Shaw is perhaps one of the most widely produced modern dramatists even seventy years after his death. He was always committed to the profuse dissemination of his work, and his success is due not simply to the power of his words but also to the adaptation of his works for other media and genres, especially film and music. Shaw eagerly pursued cinematic adaptations of his plays with director Gabriel Pascal as compelling opportunities for promoting his ideas more widely. However, despite the popularity of musical theater and the operatic subtext in many of his plays, Shaw consistently rejected and discouraged musical adaptations, concerned it would distract, undermine, and water down his message. Nonetheless, for many, their first encounter with GBS has been via that most famous of adaptations: My Fair Lady(1956). SHAW 43.1 is dedicated to the topic of “Shaw and Adaptation.” Articles focusing on specific plays by Shaw and their flexibility - or lack thereof - to adaptation across genres and media, as well as on Shaw’s own theories and practice of adaptation, are encouraged. In addition, submissions are welcomed that focus upon the ways in which his plays are being newly adapted for the 21st century stage. Essays 20-25 pages in length are due 1 November 2022. For matters of style, please refer to recent SHAW volumes and the attached guidelines. Please direct inquiries to guest editor Dr. Brigitte Bogar at email@example.com.

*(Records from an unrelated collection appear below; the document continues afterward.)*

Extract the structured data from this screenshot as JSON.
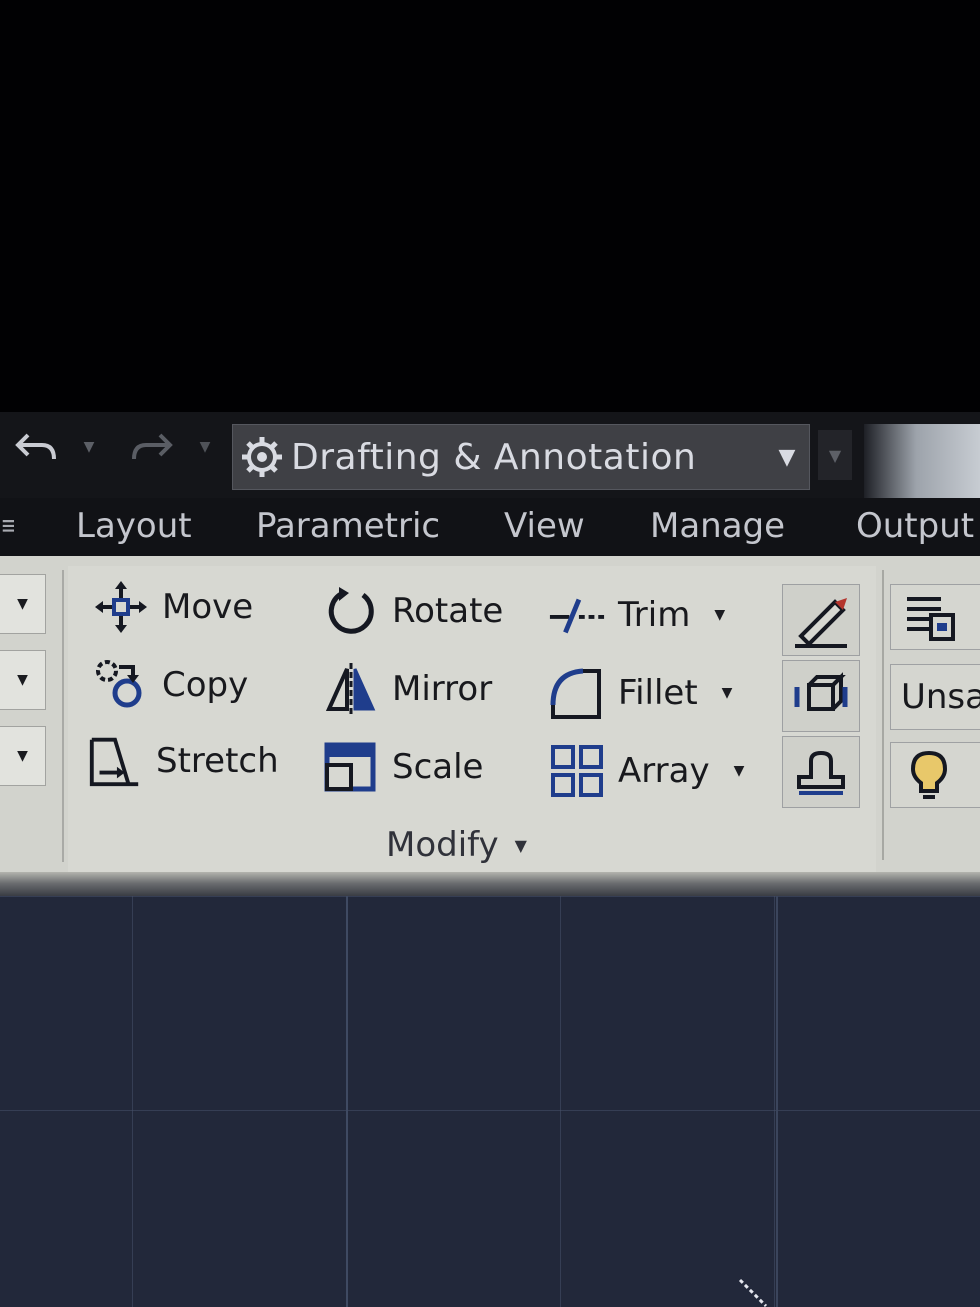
{
  "quick_access": {
    "workspace_label": "Drafting & Annotation"
  },
  "tabs": [
    "Layout",
    "Parametric",
    "View",
    "Manage",
    "Output"
  ],
  "modify_panel": {
    "title": "Modify",
    "tools": {
      "move": "Move",
      "copy": "Copy",
      "stretch": "Stretch",
      "rotate": "Rotate",
      "mirror": "Mirror",
      "scale": "Scale",
      "trim": "Trim",
      "fillet": "Fillet",
      "array": "Array"
    }
  },
  "right_panel": {
    "save_label": "Unsa"
  },
  "icons": {
    "undo": "undo-icon",
    "redo": "redo-icon",
    "gear": "gear-icon",
    "move": "move-icon",
    "copy": "copy-icon",
    "stretch": "stretch-icon",
    "rotate": "rotate-icon",
    "mirror": "mirror-icon",
    "scale": "scale-icon",
    "trim": "trim-icon",
    "fillet": "fillet-icon",
    "array": "array-icon",
    "draw": "pencil-icon",
    "block": "block-icon",
    "edit": "edit-icon",
    "layer": "layer-icon",
    "light": "lightbulb-icon"
  },
  "colors": {
    "ribbon_bg": "#d2d3cd",
    "tab_bar_bg": "#111216",
    "canvas_bg": "#22283a",
    "icon_blue": "#1f3d8c"
  }
}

Call for Manuscripts for “Shaw and His Contemporaries” series:
For Palgrave Macmillan’s “Shaw and His Contemporaries” series, send proposals to the co-editors, Peter Gahan <firstname.lastname@example.org> and Nelson Ritschel email@example.com. See the series at https://www.palgrave.com/us/series/14785. Discounts are available to members of the ISS. For Discount Code, contact Membership Secretary at Brigitte Bogar firstname.lastname@example.org.
OTHER BOOK SERIES: The following are not seeking proposals for new books, but the books published are mostly still available for purchase, some available at amazon.com and other online book retailers:
The University Press of Florida’s “Bernard Shaw Series,” Series Editor R. F. Dietrich. The series is no longer featured as a series, so you have to search by author and/or title.
The University of Toronto Press “Shaw Correspondence Series,” Series Editor L. W. Conolly.
See utorontopress.com/ca/catalogsearch/result/?q=The+Shaw+Correspondence+Series. Scroll down on that page to find all nine books in the series.